The other legacy recognized at this time in Kobe relates to the introduction of the eight-hour workday, which was achieved in 1919 at Kobe’s Kawasaki Dockyard (now Kawasaki Heavy Industries, Ltd.). The president of Kawasaki Dockyard, Kojiro Matsukata, was aware of the eight-hour workday international labor standard established the same year by the International Labor Organization (ILO), and announced its introduction during labor-management negotiations. The materials documenting this and the commemorative monument established for posterity have been recognized as part of Japan’s labor heritage.

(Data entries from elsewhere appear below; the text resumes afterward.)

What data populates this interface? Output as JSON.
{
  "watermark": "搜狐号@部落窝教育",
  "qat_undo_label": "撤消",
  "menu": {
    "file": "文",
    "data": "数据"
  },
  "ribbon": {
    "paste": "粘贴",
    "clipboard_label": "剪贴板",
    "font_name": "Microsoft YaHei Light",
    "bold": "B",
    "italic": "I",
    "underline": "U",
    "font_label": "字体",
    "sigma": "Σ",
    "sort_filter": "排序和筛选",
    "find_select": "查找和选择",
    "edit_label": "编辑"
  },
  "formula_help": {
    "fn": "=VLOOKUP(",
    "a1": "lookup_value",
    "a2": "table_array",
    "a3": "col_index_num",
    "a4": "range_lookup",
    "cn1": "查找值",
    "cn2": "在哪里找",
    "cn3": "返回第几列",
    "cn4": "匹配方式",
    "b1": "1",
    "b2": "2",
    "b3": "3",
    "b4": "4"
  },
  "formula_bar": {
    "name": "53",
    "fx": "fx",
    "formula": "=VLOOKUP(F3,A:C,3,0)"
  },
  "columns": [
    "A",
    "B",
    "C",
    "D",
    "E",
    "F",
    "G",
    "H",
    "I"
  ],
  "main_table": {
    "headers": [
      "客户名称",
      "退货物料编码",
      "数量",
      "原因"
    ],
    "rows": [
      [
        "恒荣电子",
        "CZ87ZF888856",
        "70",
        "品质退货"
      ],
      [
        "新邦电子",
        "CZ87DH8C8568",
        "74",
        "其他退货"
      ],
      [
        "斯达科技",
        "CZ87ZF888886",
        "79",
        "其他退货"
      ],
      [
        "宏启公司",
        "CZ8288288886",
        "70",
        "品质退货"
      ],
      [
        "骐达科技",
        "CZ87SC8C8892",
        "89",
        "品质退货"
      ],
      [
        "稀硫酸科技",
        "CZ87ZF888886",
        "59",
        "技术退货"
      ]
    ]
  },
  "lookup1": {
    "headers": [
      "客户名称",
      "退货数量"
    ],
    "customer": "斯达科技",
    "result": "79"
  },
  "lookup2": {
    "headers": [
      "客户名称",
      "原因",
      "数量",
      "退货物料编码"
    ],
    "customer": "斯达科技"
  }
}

This recognition of labor heritage by the Japan Labor Pen Club is the first such in Japan, although other countries are home to organizations such as the Labor Heritage Foundation (USA), the Peoples History Museum (UK), the Museum of Labour and Technology (Germany), and the Australian Workers’ Heritage Center (Australia). Among other factors, Japan’s labor heritage recognition program is characterized by the fact that both labor and management aspects can be nominated for recognition. It is hoped that this project will help to share the historical legacy of labor in Japan with future generations.